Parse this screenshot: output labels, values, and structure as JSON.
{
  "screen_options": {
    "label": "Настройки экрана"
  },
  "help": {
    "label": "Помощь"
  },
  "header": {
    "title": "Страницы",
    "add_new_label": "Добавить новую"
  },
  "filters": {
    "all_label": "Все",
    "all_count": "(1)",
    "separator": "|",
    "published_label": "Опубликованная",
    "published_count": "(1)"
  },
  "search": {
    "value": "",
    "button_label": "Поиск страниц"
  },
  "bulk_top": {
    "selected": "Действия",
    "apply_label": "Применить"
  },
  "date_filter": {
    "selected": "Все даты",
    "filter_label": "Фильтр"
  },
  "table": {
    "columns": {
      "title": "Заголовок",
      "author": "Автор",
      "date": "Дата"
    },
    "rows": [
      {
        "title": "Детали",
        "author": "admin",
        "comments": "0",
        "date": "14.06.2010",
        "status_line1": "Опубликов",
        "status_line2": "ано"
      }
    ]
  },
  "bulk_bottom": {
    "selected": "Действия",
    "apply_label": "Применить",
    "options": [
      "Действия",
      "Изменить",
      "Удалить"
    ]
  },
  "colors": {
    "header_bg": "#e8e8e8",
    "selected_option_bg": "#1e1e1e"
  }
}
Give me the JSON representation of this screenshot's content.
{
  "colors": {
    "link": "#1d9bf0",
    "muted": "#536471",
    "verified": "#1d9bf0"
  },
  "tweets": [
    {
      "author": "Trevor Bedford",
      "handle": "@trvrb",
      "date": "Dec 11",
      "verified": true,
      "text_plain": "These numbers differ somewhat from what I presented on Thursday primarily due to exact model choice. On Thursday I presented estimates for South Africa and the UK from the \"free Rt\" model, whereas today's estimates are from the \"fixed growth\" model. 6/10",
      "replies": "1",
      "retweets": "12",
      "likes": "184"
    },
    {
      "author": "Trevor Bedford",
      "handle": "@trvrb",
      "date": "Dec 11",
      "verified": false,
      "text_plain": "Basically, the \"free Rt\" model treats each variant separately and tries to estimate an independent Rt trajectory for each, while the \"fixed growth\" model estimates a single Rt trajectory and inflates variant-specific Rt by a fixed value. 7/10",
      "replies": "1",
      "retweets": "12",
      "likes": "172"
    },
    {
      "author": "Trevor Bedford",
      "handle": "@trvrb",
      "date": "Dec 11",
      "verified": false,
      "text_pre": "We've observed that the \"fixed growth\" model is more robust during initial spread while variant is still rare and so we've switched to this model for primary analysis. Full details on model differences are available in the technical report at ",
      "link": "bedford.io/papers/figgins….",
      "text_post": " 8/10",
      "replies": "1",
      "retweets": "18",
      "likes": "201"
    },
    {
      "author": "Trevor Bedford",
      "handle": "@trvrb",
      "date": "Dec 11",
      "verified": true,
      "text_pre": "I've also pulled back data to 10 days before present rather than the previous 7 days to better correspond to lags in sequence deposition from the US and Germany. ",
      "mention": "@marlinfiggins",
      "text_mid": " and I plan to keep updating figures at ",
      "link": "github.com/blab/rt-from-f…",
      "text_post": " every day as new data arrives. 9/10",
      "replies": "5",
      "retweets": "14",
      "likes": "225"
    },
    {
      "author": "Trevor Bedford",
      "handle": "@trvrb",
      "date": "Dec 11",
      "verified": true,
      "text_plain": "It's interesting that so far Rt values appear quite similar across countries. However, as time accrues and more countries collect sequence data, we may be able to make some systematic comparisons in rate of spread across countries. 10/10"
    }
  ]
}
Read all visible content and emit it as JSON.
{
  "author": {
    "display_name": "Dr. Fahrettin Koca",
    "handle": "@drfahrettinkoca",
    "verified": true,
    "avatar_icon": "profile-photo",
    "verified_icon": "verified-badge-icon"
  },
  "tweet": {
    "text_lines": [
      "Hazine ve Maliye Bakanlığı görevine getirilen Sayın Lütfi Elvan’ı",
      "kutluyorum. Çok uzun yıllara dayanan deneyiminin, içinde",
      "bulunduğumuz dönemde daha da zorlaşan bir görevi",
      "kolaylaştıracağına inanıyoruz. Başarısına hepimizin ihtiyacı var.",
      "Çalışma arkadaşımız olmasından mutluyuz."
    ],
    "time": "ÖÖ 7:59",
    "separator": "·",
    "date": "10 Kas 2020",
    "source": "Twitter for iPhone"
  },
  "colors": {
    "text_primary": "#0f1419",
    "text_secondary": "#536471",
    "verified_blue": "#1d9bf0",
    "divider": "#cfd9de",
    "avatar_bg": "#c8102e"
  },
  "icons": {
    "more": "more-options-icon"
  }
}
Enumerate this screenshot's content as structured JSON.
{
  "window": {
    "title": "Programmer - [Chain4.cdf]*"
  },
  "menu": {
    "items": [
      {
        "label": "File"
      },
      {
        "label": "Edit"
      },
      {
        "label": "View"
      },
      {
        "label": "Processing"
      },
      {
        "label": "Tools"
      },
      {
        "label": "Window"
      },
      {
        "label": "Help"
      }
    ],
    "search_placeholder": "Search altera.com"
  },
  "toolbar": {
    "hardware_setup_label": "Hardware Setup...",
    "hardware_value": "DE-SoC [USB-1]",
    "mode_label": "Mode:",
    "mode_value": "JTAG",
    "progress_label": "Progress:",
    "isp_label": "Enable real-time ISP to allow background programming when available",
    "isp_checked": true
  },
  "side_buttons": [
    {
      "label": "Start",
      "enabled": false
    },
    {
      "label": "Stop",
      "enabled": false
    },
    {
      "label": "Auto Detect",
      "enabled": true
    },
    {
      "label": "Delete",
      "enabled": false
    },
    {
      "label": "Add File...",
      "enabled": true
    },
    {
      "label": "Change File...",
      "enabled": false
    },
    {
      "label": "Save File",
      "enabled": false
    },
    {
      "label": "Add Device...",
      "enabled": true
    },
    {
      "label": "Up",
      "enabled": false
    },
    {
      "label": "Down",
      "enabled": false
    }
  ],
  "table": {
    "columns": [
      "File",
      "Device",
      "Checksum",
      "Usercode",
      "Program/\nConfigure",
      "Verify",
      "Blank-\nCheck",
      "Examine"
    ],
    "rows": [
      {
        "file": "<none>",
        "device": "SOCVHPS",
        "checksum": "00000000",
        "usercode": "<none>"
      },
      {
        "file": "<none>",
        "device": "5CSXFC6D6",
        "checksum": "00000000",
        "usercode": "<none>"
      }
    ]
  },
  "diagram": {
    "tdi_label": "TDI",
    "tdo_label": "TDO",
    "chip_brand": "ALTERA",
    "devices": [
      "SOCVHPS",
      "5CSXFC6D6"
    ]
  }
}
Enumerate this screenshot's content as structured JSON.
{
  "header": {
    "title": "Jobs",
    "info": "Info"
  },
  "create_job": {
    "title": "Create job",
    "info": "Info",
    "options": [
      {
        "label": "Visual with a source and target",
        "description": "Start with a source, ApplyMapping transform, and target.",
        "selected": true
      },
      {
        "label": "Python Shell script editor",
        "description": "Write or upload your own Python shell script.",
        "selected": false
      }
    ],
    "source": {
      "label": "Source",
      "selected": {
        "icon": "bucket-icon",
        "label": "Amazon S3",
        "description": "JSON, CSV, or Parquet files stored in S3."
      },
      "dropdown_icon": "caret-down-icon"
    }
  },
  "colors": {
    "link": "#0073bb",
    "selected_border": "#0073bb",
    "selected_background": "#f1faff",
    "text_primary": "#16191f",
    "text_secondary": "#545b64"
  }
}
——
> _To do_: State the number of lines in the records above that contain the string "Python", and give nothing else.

> _Answer section_: 2